__YOUR INSTRUCTIONS__
All lines of the records below that contain the word "Polygon" must be listed.
-- Opening Marker --
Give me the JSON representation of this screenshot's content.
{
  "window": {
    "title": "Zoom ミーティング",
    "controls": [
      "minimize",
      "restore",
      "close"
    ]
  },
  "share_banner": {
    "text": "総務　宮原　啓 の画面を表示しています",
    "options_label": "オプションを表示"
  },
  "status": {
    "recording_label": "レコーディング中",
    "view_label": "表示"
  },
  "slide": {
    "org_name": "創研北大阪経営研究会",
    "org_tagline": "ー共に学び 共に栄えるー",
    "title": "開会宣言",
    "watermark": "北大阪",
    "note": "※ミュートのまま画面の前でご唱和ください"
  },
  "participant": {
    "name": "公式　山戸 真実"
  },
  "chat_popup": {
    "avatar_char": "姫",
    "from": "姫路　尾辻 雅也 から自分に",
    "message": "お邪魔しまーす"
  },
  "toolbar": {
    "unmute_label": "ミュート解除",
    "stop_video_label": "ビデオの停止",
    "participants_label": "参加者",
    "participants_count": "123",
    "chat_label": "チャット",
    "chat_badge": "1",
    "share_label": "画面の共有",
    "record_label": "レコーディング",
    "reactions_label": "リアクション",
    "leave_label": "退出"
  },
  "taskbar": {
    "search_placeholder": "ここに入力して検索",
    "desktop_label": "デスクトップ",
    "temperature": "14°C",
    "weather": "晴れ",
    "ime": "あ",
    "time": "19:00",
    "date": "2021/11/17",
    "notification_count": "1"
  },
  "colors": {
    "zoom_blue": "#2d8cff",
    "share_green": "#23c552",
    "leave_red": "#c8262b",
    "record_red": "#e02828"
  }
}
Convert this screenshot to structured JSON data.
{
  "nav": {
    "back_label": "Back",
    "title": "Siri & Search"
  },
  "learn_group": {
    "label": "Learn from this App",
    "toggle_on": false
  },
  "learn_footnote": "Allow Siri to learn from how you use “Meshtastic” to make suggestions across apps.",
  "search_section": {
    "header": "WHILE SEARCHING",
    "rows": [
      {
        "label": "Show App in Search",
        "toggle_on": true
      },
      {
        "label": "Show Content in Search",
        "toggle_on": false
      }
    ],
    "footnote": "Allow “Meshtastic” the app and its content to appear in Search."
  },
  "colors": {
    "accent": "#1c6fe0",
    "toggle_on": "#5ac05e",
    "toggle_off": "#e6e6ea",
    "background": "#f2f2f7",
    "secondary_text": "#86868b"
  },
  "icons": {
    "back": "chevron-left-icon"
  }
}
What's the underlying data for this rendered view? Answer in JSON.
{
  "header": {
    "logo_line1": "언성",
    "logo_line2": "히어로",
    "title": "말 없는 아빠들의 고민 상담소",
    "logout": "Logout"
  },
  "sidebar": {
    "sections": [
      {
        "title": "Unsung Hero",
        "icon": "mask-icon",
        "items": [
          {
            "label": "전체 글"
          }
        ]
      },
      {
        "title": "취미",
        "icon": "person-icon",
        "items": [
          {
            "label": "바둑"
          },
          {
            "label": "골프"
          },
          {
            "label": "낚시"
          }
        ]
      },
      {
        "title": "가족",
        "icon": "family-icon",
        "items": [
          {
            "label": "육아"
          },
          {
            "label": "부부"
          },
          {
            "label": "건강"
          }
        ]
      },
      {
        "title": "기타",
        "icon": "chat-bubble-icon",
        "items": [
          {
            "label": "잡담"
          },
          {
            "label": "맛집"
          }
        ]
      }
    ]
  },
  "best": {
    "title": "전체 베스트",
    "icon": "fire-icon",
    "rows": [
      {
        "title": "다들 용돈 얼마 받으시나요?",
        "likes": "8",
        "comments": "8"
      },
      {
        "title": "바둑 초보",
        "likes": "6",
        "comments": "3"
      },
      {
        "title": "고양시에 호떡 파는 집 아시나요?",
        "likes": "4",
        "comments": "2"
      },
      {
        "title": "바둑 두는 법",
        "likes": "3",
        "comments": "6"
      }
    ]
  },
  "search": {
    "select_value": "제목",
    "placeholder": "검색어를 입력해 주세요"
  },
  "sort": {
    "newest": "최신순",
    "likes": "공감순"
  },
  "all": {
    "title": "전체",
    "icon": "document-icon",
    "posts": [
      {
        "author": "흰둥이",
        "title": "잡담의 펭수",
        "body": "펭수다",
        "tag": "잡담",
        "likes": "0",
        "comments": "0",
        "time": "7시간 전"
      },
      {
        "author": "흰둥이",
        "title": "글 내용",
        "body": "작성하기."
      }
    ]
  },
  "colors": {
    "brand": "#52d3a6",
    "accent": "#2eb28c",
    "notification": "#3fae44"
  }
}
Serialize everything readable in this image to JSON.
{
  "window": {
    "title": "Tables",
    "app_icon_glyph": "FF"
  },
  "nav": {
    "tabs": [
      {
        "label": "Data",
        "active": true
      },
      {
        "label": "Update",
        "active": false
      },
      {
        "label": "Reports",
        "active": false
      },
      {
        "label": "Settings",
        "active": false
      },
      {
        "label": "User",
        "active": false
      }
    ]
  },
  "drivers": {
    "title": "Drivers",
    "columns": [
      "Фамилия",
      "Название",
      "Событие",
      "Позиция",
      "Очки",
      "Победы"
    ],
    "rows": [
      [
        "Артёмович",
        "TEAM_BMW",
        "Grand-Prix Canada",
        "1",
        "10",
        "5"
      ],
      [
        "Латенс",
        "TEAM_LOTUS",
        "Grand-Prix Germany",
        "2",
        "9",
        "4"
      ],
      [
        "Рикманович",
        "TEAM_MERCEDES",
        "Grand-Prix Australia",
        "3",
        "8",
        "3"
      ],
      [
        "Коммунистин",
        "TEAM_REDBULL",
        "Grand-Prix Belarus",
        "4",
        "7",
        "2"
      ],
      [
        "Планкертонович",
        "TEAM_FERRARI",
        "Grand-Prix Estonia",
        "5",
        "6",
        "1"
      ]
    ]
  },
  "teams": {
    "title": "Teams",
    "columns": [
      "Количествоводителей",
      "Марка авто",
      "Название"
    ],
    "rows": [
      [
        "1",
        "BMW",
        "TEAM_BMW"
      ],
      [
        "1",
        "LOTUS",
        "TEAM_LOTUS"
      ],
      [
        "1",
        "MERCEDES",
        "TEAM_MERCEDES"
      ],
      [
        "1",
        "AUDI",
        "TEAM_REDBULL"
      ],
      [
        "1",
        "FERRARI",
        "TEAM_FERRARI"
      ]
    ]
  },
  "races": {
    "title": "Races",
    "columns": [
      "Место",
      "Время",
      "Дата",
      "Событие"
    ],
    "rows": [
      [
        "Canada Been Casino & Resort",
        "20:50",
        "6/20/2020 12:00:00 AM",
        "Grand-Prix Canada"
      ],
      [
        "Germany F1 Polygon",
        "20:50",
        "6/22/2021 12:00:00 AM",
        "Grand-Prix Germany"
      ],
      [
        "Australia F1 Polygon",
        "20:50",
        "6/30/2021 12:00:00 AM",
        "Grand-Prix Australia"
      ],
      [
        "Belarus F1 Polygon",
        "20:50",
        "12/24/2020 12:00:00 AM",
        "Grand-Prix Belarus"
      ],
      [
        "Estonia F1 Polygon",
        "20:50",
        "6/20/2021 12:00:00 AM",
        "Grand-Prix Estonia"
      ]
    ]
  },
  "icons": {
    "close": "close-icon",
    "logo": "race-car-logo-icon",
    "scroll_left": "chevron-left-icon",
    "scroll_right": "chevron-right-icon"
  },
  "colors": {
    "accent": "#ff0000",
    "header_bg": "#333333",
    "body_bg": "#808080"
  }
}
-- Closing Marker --
__EXPECTED ANSWER__
        "Germany F1 Polygon",
        "Australia F1 Polygon",
        "Belarus F1 Polygon",
        "Estonia F1 Polygon",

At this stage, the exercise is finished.